Records from a collection:
- - -

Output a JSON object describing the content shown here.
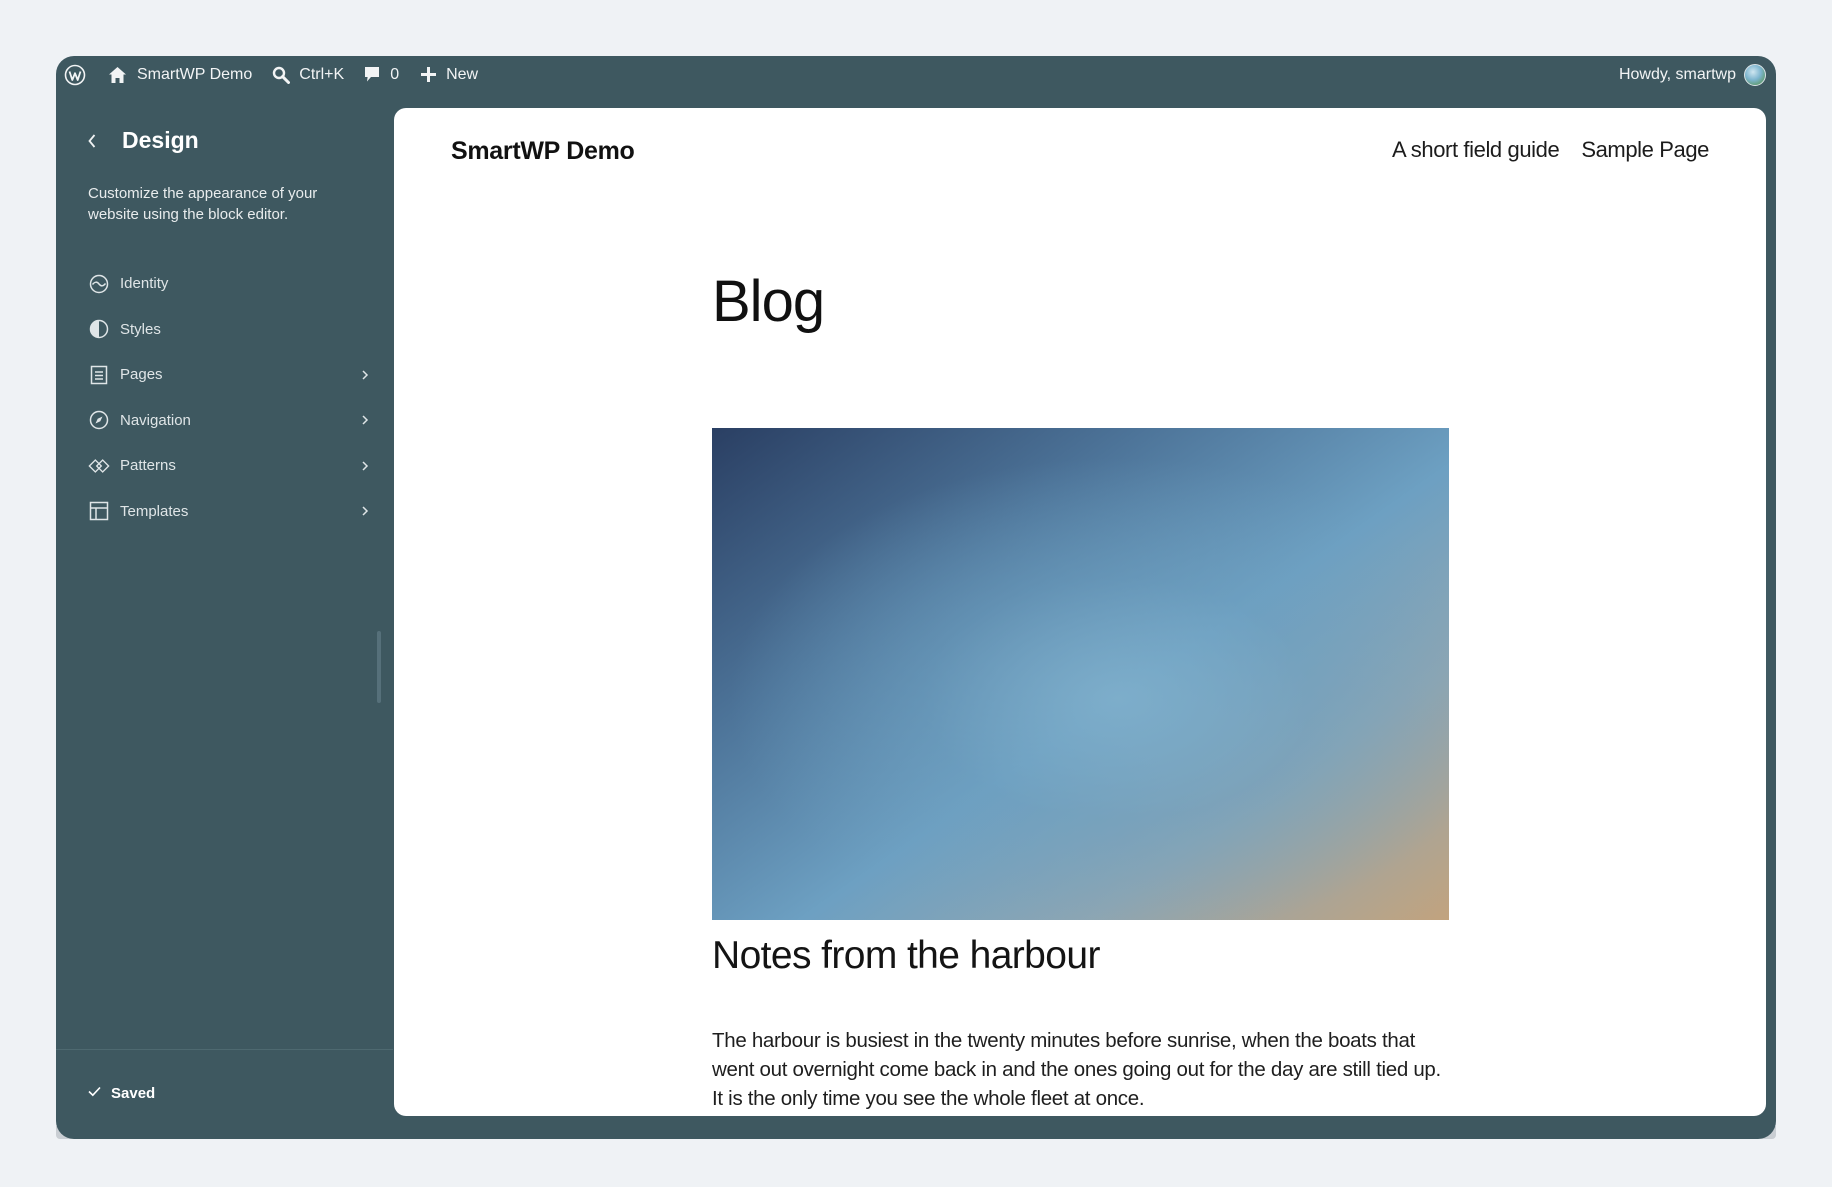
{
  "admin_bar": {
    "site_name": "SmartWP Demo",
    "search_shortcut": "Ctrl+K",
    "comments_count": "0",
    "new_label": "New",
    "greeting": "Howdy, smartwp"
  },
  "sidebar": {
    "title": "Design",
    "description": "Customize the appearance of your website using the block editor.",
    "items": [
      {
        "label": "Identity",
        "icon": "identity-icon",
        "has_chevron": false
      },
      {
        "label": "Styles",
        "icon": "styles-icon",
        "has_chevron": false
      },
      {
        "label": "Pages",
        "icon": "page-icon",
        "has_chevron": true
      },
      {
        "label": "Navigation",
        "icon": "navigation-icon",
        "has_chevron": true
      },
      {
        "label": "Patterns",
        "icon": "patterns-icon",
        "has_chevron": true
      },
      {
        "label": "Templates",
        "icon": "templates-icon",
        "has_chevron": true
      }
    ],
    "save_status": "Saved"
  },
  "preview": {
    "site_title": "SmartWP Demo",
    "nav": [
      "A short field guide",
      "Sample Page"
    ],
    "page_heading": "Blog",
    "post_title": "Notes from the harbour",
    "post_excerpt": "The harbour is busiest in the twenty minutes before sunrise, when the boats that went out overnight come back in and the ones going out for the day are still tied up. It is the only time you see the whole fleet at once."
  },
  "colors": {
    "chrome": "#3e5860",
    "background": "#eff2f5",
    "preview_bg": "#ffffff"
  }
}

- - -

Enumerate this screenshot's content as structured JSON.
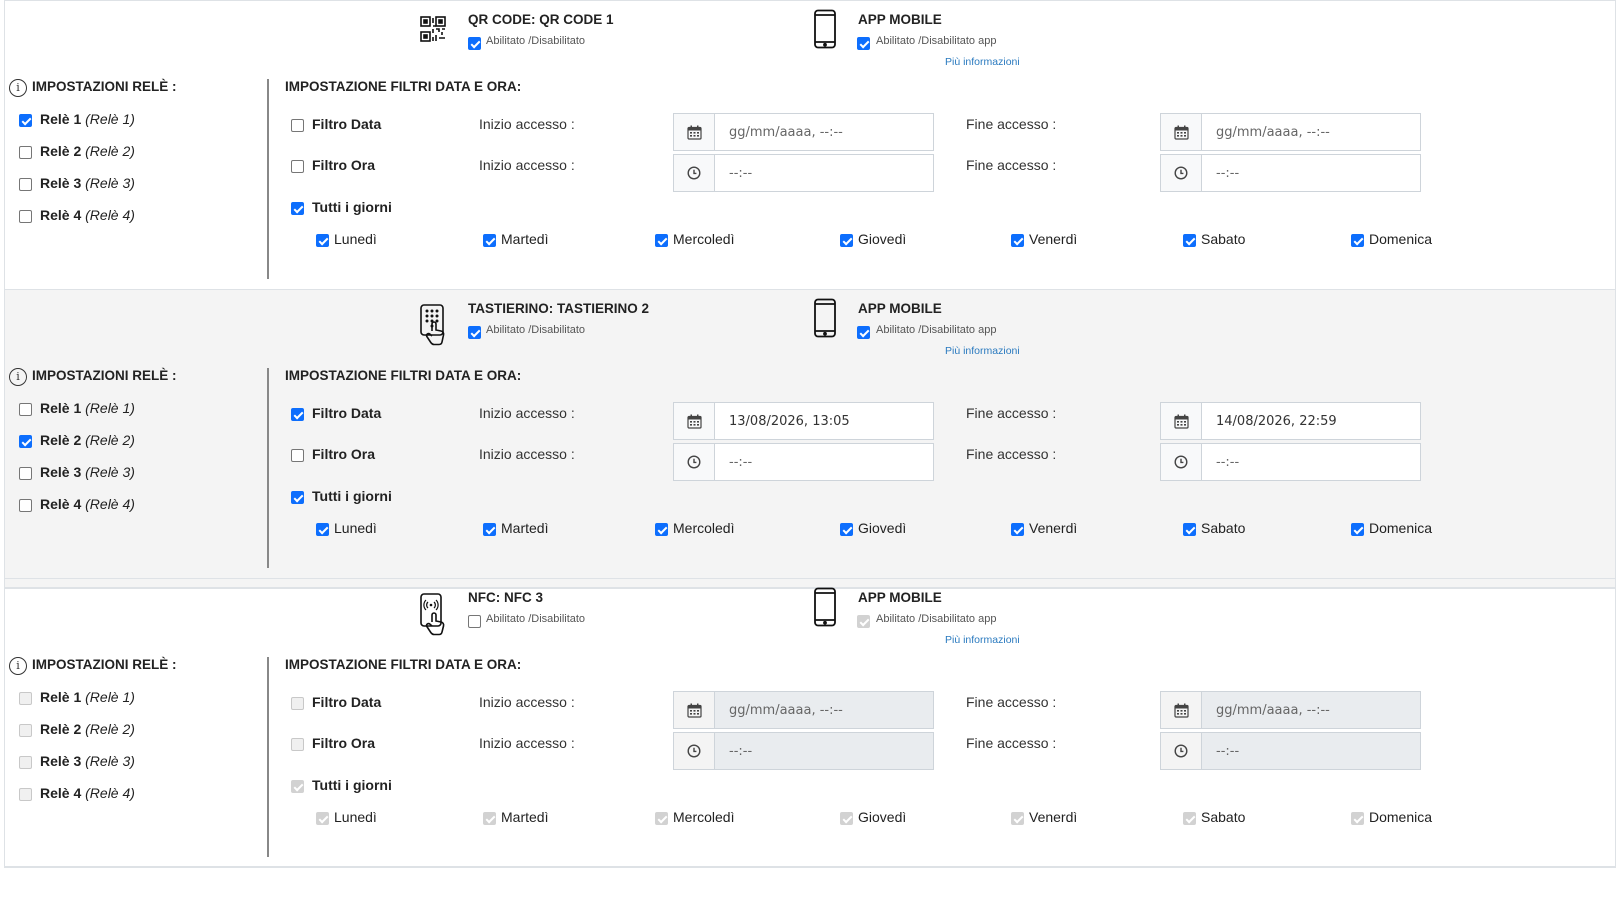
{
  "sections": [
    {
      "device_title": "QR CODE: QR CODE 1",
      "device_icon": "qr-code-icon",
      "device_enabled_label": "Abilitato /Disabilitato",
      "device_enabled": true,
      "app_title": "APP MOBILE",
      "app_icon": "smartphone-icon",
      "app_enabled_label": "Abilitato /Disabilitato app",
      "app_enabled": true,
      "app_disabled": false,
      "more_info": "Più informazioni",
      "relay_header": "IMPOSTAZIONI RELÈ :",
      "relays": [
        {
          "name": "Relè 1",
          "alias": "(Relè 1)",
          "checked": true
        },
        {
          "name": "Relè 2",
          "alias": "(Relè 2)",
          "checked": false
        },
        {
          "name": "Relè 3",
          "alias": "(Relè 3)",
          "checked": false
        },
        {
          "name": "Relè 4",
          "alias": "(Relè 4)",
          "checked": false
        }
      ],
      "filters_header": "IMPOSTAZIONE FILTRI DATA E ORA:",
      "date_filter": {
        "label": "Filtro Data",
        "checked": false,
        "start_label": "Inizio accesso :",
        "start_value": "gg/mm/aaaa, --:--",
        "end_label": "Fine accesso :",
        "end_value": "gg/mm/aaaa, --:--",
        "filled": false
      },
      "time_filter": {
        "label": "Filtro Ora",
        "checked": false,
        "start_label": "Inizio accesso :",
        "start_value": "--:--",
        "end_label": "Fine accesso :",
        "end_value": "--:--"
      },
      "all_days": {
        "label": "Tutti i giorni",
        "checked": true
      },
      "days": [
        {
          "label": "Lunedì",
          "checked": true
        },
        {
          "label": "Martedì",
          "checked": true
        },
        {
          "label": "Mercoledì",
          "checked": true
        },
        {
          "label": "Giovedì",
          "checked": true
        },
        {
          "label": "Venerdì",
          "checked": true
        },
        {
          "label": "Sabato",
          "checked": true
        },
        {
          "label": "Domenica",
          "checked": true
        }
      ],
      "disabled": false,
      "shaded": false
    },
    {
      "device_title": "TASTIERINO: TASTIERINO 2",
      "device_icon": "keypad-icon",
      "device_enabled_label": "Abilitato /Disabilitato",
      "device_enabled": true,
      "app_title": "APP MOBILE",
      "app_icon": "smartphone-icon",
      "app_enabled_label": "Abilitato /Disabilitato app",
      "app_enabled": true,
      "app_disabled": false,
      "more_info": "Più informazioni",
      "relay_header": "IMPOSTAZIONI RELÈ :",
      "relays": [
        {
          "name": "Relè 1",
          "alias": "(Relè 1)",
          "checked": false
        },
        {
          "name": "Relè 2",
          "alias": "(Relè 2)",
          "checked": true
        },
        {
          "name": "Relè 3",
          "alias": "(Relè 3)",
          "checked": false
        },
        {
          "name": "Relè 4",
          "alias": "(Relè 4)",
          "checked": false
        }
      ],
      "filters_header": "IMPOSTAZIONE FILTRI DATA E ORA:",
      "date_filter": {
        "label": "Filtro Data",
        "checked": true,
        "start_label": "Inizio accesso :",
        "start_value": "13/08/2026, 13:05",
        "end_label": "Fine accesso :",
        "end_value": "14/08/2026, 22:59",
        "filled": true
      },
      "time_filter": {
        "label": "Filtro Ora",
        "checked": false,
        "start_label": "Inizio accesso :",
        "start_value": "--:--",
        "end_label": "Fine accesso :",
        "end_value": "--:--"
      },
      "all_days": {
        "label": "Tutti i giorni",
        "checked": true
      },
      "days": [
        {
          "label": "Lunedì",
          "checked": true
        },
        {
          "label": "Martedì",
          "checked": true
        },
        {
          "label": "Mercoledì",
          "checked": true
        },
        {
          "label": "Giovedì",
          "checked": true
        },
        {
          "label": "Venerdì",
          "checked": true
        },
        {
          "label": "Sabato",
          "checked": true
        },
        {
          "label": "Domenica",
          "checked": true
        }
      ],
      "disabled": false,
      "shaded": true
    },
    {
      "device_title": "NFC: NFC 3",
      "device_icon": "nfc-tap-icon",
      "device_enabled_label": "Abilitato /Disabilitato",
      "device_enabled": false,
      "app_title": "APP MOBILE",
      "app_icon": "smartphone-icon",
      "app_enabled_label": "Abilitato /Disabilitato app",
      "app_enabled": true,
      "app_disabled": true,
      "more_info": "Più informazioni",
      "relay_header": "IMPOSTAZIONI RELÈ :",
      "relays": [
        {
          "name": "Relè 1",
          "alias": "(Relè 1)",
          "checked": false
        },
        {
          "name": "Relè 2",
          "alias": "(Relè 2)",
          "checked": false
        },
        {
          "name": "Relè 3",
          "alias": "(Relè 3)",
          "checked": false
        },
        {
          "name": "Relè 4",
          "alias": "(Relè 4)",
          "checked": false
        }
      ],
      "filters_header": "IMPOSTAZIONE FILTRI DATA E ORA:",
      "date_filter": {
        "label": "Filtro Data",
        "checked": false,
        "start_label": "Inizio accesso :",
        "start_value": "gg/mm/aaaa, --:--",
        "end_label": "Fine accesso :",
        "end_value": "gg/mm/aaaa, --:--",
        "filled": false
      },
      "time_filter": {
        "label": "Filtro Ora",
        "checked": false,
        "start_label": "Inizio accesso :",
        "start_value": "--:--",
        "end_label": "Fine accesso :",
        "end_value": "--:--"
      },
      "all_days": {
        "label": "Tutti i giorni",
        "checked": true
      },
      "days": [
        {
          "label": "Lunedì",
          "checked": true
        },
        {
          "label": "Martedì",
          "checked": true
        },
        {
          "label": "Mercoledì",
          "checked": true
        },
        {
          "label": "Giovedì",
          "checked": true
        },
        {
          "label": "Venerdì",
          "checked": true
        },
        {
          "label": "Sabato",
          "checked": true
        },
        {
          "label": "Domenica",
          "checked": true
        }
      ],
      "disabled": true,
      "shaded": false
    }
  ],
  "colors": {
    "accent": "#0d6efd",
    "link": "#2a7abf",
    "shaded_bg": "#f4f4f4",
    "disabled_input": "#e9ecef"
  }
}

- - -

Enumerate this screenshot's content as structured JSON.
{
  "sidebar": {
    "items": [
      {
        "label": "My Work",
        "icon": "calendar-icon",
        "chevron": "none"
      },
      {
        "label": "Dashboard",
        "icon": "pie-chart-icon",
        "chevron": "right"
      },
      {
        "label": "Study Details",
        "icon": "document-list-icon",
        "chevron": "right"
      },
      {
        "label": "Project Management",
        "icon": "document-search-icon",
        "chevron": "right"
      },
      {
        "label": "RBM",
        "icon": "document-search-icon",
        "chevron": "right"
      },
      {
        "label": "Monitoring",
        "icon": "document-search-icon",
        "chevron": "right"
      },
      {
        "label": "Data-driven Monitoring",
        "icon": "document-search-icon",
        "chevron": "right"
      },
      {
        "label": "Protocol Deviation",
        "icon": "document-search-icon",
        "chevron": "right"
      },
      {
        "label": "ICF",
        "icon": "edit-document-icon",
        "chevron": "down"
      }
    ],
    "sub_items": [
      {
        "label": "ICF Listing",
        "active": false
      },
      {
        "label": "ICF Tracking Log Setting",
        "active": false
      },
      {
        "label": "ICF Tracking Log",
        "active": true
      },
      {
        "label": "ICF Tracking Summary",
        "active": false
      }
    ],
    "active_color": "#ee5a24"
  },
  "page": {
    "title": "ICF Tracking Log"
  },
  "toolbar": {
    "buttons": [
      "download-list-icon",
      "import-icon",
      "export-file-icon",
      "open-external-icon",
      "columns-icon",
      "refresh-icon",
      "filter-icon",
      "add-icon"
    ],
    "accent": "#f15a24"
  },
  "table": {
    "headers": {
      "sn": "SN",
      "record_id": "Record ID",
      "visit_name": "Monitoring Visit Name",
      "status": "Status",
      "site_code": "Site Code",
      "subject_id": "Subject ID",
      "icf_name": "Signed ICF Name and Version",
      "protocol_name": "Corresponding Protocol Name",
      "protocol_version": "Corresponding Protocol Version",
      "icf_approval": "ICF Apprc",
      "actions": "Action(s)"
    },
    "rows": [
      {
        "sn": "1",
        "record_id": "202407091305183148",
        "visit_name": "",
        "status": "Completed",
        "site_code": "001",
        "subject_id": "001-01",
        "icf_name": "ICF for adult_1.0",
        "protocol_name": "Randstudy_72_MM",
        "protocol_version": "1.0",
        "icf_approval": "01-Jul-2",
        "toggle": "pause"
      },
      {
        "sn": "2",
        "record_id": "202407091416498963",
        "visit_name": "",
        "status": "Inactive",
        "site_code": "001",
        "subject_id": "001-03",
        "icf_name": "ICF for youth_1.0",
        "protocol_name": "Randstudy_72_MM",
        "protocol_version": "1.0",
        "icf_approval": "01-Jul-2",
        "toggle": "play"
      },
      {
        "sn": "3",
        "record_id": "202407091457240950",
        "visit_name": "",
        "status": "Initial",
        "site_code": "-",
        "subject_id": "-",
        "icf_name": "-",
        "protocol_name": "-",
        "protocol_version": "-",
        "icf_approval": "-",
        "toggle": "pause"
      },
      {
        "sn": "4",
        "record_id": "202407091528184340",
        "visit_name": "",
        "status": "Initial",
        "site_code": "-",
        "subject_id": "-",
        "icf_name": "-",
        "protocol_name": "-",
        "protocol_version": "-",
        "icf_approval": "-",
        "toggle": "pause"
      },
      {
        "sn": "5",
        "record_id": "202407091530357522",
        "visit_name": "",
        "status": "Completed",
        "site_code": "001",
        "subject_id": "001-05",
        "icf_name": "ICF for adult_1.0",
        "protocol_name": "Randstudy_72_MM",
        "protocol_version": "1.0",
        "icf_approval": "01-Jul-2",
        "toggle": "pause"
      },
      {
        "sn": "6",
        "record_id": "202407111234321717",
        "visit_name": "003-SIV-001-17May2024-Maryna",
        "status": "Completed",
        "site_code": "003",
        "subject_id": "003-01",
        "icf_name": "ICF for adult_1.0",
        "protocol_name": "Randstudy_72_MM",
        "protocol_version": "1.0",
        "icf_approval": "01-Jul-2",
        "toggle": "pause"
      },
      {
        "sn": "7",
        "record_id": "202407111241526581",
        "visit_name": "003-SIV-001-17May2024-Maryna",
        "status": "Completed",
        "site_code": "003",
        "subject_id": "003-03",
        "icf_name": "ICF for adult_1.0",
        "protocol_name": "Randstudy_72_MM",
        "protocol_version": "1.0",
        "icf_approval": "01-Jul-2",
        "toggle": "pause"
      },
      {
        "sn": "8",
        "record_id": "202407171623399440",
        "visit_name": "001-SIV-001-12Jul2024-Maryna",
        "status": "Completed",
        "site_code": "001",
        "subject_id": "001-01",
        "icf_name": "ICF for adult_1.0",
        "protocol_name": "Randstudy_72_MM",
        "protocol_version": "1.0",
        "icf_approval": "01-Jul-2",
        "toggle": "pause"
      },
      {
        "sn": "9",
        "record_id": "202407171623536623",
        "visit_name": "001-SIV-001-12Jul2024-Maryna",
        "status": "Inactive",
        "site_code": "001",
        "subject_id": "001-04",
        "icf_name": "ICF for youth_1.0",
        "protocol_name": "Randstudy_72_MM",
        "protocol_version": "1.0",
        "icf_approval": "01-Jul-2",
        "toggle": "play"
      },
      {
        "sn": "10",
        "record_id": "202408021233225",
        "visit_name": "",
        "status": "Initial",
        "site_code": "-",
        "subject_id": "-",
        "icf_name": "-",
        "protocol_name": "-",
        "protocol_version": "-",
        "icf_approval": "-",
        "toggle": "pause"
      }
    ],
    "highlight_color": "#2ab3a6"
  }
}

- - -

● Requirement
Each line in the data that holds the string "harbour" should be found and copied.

● Expected answer
    "post_title": "Notes from the harbour",
    "post_excerpt": "The harbour is busiest in the twenty minutes before sunrise, when the boats that went out overnight come back in and the ones going out for the day are still tied up. It is the only time you see the whole fleet at once."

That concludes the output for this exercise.